The sound, in general, on the album is described fairly well by the album cover. A yellowed picture with some small figures that are near completely obscured by the wash of white scratches across the surface (or perhaps it is a driving snow). The grit and graininess of that photo is the perfect analogy to describe their abrasive harmonies, harsh guitar tones, angular rhythms and the echoed and reverbed vocals that sound like Phil Spector got his murderous little hands all over them. There is something really sinister about the vocal delivery on this album. It is haunting, slightly creepy and truly unsettling, and it works perfectly with the music. The unsettling nature of the sound of the album is made more unsettling by the fact that none of these songs really have a chorus. The energy contained within each of the songs can not be hidden behind these aspect of sound though and something truly remarkable begins to happen when listening to the album repeatedly, (which is highly suggested as this album is definitely a “grower”) one begins to pick through all of the “sound” and find some truly intriguing and catchy parts. One can hold onto these parts and become absorbed in a trance of sorts, for example during the uncharacteristically “up” sounding final 2 minutes of the closing track “Eyesore”. Also, speaking to the lo-fi sound are “Heat Distraction” and “China Steps” that both open with bass and drums recorded from what sounds like a room mic replete with the noisy squeak of the kick drum pedal and “Untogether”, which begins by sounding as if someone started the tape after the band had already begun to play.
The opening track seems to function as an anacrusis to the proper opening of the album. “Can’t You See” is a slow burning, contemplative and nearly ambient track while “Heat Distraction”, which follows, is a driving and disorienting song that is catchy, bright and radio-friendly(er) despite it being somewhat more cerebral from a compositional standpoint. “Can’t You See” shares with “Bells” a foundation in ambiance, though the veiled ambiance of the opening track is abandoned in the latter track for total unabashed guitar feedback hum and growl with organ-like overtones ringing out through a cloud of sound.
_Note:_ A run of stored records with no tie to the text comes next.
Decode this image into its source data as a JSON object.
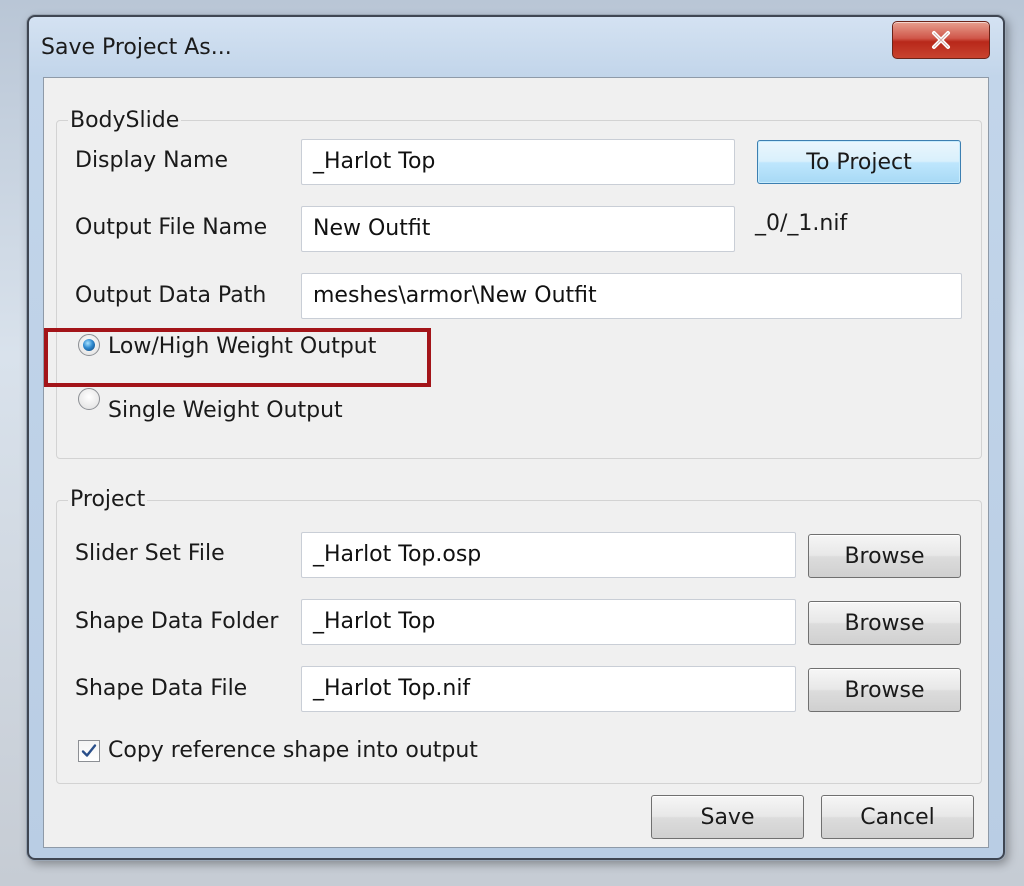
{
  "window": {
    "title": "Save Project As..."
  },
  "bodyslide": {
    "group_label": "BodySlide",
    "display_name": {
      "label": "Display Name",
      "value": "_Harlot Top"
    },
    "to_project_label": "To Project",
    "output_file_name": {
      "label": "Output File Name",
      "value": "New Outfit",
      "suffix": "_0/_1.nif"
    },
    "output_data_path": {
      "label": "Output Data Path",
      "value": "meshes\\armor\\New Outfit"
    },
    "weight_options": [
      {
        "label": "Low/High Weight Output",
        "selected": true
      },
      {
        "label": "Single Weight Output",
        "selected": false
      }
    ]
  },
  "project": {
    "group_label": "Project",
    "slider_set_file": {
      "label": "Slider Set File",
      "value": "_Harlot Top.osp",
      "browse_label": "Browse"
    },
    "shape_data_folder": {
      "label": "Shape Data Folder",
      "value": "_Harlot Top",
      "browse_label": "Browse"
    },
    "shape_data_file": {
      "label": "Shape Data File",
      "value": "_Harlot Top.nif",
      "browse_label": "Browse"
    },
    "copy_reference": {
      "label": "Copy reference shape into output",
      "checked": true
    }
  },
  "footer": {
    "save_label": "Save",
    "cancel_label": "Cancel"
  },
  "colors": {
    "highlight_box": "#a31419",
    "close_button": "#c8432f",
    "accent": "#3c7fb1"
  },
  "icons": {
    "close": "close-icon",
    "checkmark": "checkmark-icon",
    "radio": "radio-icon"
  }
}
The most abrasive, in your face, and Sonic Youth-y track is the turbulent “Drag Open”. The vocals are nearly covered by the barrage of buzzing guitars, whereas “Locust Valley”, with its meandering arpeggios, sounds like the kind of 2 guitar counterpoint that Radiohead favors on their song “Weird Fishes/Arpeggi”. “Venice Lockjaw” is the closest that the band gets to writing a ballad as it is another slow burning track that continues to build, while closing track “Eyesore” is another candidate for heavy college radio rotation.
Women sound like a modern band with old school production values. The reverb and sound in general is straight out of the 60’s much in the same way that Best Coast tries to capture the Phil Spector girl group “wall of sound”. But Women isn’t nearly the same as Best Coast. There is something intriguing and sinister in their sound, something slightly creepy and disturbing about the vocals, something unsettling about the structure of the songs and all of these things are done to perfection so as to have the listener coming back for more.